# PROBLEM TO SOLVE:
Among the entries below, find the lines with "this" and copy them.

*** INFORMATION GIVEN Section Begins ***

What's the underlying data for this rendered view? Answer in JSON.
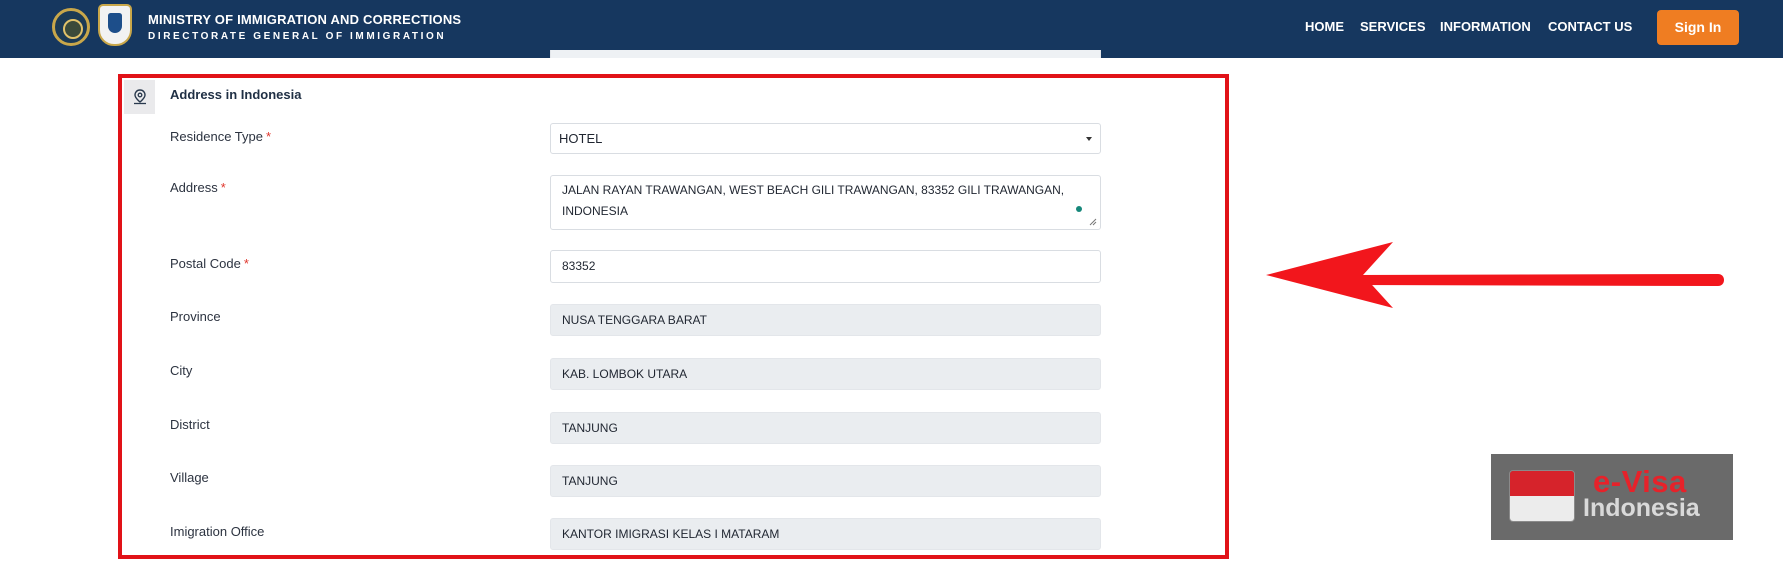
{
  "header": {
    "title": "MINISTRY OF IMMIGRATION AND CORRECTIONS",
    "subtitle": "DIRECTORATE GENERAL OF IMMIGRATION",
    "nav": [
      {
        "label": "HOME"
      },
      {
        "label": "SERVICES"
      },
      {
        "label": "INFORMATION"
      },
      {
        "label": "CONTACT US"
      }
    ],
    "signin_label": "Sign In"
  },
  "section": {
    "title": "Address in Indonesia",
    "icon": "map-pin-icon"
  },
  "form": {
    "residence_type": {
      "label": "Residence Type",
      "required": "*",
      "value": "HOTEL"
    },
    "address": {
      "label": "Address",
      "required": "*",
      "value_line1": "JALAN RAYAN TRAWANGAN, WEST BEACH GILI TRAWANGAN, 83352 GILI TRAWANGAN,",
      "value_line2": "INDONESIA"
    },
    "postal_code": {
      "label": "Postal Code",
      "required": "*",
      "value": "83352"
    },
    "province": {
      "label": "Province",
      "value": "NUSA TENGGARA BARAT"
    },
    "city": {
      "label": "City",
      "value": "KAB. LOMBOK UTARA"
    },
    "district": {
      "label": "District",
      "value": "TANJUNG"
    },
    "village": {
      "label": "Village",
      "value": "TANJUNG"
    },
    "immigration_office": {
      "label": "Imigration Office",
      "value": "KANTOR IMIGRASI KELAS I MATARAM"
    }
  },
  "watermark": {
    "line1": "e-Visa",
    "line2": "Indonesia"
  },
  "colors": {
    "navbar": "#16375f",
    "signin": "#ef7d22",
    "highlight": "#e11218",
    "arrow": "#f2161c",
    "required": "#e0352b"
  }
}
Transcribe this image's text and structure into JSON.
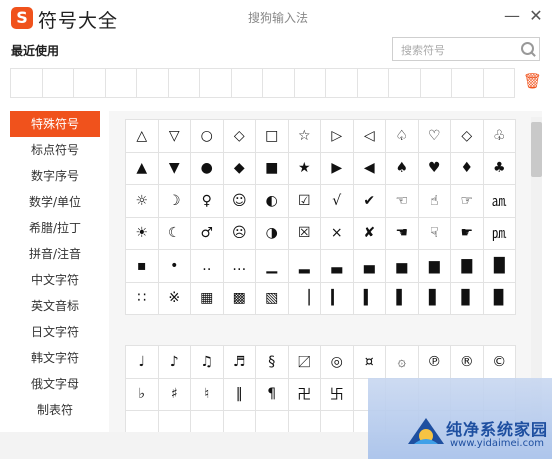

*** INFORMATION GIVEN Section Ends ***

# SOLUTION BELOW:
What's the underlying data for this rendered view? Answer in JSON.
Transcribe this image's text and structure into JSON.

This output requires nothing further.